Crab-eating Frog Did you see this animal?

Scientific Name : Fejervarya cancrivora
Family : Dicroglossidae
Order : Anura
Class : Amphibia
Phylum : Chordata
Other Name : Crab-eating Frog, Marsh Frog, Brackish Water Frog, Mangrove Frog
Habitat : Mangrove forest and semi-evergreen forests.
Description : The crab eating frog, also known as the mangrove frog, is a species of tree frog. As its name suggests, this frog has a unique diet that includes crabs as one of its main food sources.

Crab eating frogs have adapted to living in mangrove forests and other coastal areas where crabs are abundant. They have large, sticky toe pads that allow them to climb trees and bushes to hunt for their prey. When hunting for crabs, the frog waits patiently until a crab comes within range. It then uses its long, sticky tongue to quickly snatch up the crab and bring it into its mouth.

Despite its name, the crab eating frog does not solely rely on crabs for its diet. It also feeds on other small insects and invertebrates, such as flies, moths, and spiders. In fact, crabs make up only a small portion of their diet.
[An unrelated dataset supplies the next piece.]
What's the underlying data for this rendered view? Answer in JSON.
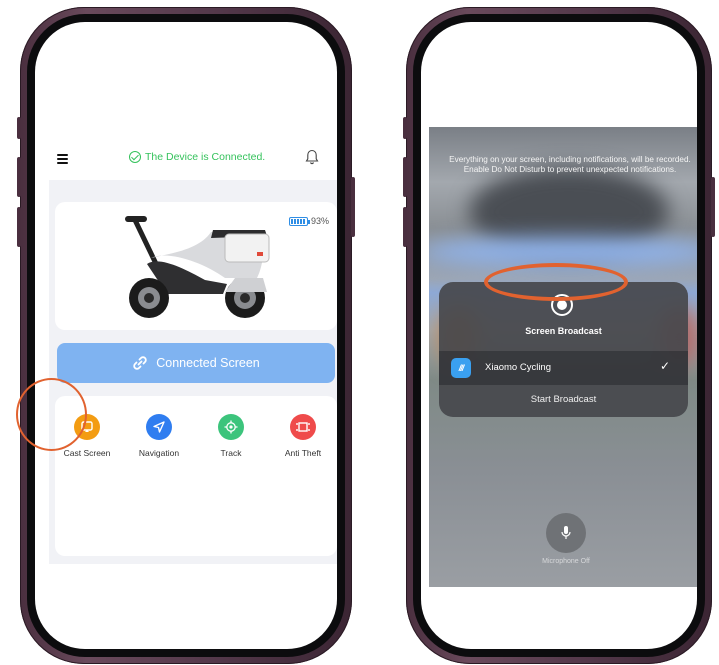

The crab eating frog's unique diet helps to control the population of crabs in their habitat. By preying on crabs, the frog helps to maintain a balance in the ecosystem, ensuring that the crab population does not become too large and disrupt the delicate balance of the mangrove ecosystem.

In addition to their important ecological role, crab eating frogs are also fascinating creatures to observe in their natural habitat. Their unique hunting strategy and ability to climb trees make them a fascinating species to study and observe.

Overall, the crab eating frog is a fascinating and important species in the ecosystem of Southeast Asia's coastal regions. Its ability to adapt to its environment and thrive on a diverse diet of insects and invertebrates, including crabs, helps to maintain the balance of its ecosystem and ensures its continued survival.
Distribution in Bangladesh
description written by: Md. Shalauddin, Department of Zoology, Jagannath University, Dhaka. Information sources: IUCN Red List Bangladesh-2015, Hasan 2014, Khan 2018 (Photographic guide to the wildlife of Bangladesh).photo credit:abdi-kun(www.inaturalist.org/people/abdi-kun),photo copyright: iNaturalist. more information please contact with us.